(App and web page records)
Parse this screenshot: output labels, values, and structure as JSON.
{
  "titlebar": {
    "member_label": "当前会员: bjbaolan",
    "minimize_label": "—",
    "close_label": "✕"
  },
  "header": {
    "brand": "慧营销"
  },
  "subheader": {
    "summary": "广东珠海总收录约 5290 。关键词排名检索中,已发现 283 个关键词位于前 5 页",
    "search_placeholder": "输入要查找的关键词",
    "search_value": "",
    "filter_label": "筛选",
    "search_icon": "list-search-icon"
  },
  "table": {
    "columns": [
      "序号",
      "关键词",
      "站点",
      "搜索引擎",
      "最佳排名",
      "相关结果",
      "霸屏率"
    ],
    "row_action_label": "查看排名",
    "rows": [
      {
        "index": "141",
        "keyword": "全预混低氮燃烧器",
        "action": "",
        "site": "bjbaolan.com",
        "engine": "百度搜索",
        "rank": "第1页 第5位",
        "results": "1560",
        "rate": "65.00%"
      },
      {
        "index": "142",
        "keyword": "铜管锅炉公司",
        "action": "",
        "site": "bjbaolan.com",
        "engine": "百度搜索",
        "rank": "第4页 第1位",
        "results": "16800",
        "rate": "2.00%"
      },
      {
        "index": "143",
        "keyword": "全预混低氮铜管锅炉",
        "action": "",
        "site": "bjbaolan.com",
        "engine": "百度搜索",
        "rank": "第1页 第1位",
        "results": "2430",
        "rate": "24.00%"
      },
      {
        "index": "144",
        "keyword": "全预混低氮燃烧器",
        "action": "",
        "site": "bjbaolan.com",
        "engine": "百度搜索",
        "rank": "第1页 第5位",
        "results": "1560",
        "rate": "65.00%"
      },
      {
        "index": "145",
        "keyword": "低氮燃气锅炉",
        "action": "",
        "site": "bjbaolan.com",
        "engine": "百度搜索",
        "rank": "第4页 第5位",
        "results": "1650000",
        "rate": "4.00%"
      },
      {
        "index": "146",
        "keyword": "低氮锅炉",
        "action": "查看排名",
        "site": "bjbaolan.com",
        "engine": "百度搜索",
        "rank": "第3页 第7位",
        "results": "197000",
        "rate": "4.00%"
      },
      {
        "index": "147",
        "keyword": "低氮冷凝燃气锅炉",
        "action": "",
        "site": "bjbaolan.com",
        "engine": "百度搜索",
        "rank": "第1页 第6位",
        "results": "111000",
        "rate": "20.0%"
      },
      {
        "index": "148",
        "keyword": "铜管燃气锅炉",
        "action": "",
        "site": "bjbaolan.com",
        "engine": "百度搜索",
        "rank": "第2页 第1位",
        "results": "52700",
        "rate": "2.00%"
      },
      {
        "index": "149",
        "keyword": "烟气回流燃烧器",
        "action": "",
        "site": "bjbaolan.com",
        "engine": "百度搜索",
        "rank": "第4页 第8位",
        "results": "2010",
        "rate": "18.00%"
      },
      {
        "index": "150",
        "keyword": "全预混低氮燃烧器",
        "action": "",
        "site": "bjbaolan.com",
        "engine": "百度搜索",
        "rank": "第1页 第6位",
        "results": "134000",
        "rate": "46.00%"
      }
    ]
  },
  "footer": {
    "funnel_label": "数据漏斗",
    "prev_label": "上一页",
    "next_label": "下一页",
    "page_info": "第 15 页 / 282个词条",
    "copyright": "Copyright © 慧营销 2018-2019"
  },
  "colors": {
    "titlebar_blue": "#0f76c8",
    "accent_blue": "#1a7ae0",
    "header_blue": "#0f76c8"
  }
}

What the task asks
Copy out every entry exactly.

Exercise result
Parse this screenshot: output labels, values, and structure as JSON.
{
  "titlebar": {
    "member_label": "当前会员: bjbaolan",
    "minimize_label": "—",
    "close_label": "✕"
  },
  "header": {
    "brand": "慧营销"
  },
  "subheader": {
    "summary": "广东珠海总收录约 5290 。关键词排名检索中,已发现 283 个关键词位于前 5 页",
    "search_placeholder": "输入要查找的关键词",
    "search_value": "",
    "filter_label": "筛选",
    "search_icon": "list-search-icon"
  },
  "table": {
    "columns": [
      "序号",
      "关键词",
      "站点",
      "搜索引擎",
      "最佳排名",
      "相关结果",
      "霸屏率"
    ],
    "row_action_label": "查看排名",
    "rows": [
      {
        "index": "141",
        "keyword": "全预混低氮燃烧器",
        "action": "",
        "site": "bjbaolan.com",
        "engine": "百度搜索",
        "rank": "第1页 第5位",
        "results": "1560",
        "rate": "65.00%"
      },
      {
        "index": "142",
        "keyword": "铜管锅炉公司",
        "action": "",
        "site": "bjbaolan.com",
        "engine": "百度搜索",
        "rank": "第4页 第1位",
        "results": "16800",
        "rate": "2.00%"
      },
      {
        "index": "143",
        "keyword": "全预混低氮铜管锅炉",
        "action": "",
        "site": "bjbaolan.com",
        "engine": "百度搜索",
        "rank": "第1页 第1位",
        "results": "2430",
        "rate": "24.00%"
      },
      {
        "index": "144",
        "keyword": "全预混低氮燃烧器",
        "action": "",
        "site": "bjbaolan.com",
        "engine": "百度搜索",
        "rank": "第1页 第5位",
        "results": "1560",
        "rate": "65.00%"
      },
      {
        "index": "145",
        "keyword": "低氮燃气锅炉",
        "action": "",
        "site": "bjbaolan.com",
        "engine": "百度搜索",
        "rank": "第4页 第5位",
        "results": "1650000",
        "rate": "4.00%"
      },
      {
        "index": "146",
        "keyword": "低氮锅炉",
        "action": "查看排名",
        "site": "bjbaolan.com",
        "engine": "百度搜索",
        "rank": "第3页 第7位",
        "results": "197000",
        "rate": "4.00%"
      },
      {
        "index": "147",
        "keyword": "低氮冷凝燃气锅炉",
        "action": "",
        "site": "bjbaolan.com",
        "engine": "百度搜索",
        "rank": "第1页 第6位",
        "results": "111000",
        "rate": "20.0%"
      },
      {
        "index": "148",
        "keyword": "铜管燃气锅炉",
        "action": "",
        "site": "bjbaolan.com",
        "engine": "百度搜索",
        "rank": "第2页 第1位",
        "results": "52700",
        "rate": "2.00%"
      },
      {
        "index": "149",
        "keyword": "烟气回流燃烧器",
        "action": "",
        "site": "bjbaolan.com",
        "engine": "百度搜索",
        "rank": "第4页 第8位",
        "results": "2010",
        "rate": "18.00%"
      },
      {
        "index": "150",
        "keyword": "全预混低氮燃烧器",
        "action": "",
        "site": "bjbaolan.com",
        "engine": "百度搜索",
        "rank": "第1页 第6位",
        "results": "134000",
        "rate": "46.00%"
      }
    ]
  },
  "footer": {
    "funnel_label": "数据漏斗",
    "prev_label": "上一页",
    "next_label": "下一页",
    "page_info": "第 15 页 / 282个词条",
    "copyright": "Copyright © 慧营销 2018-2019"
  },
  "colors": {
    "titlebar_blue": "#0f76c8",
    "accent_blue": "#1a7ae0",
    "header_blue": "#0f76c8"
  }
}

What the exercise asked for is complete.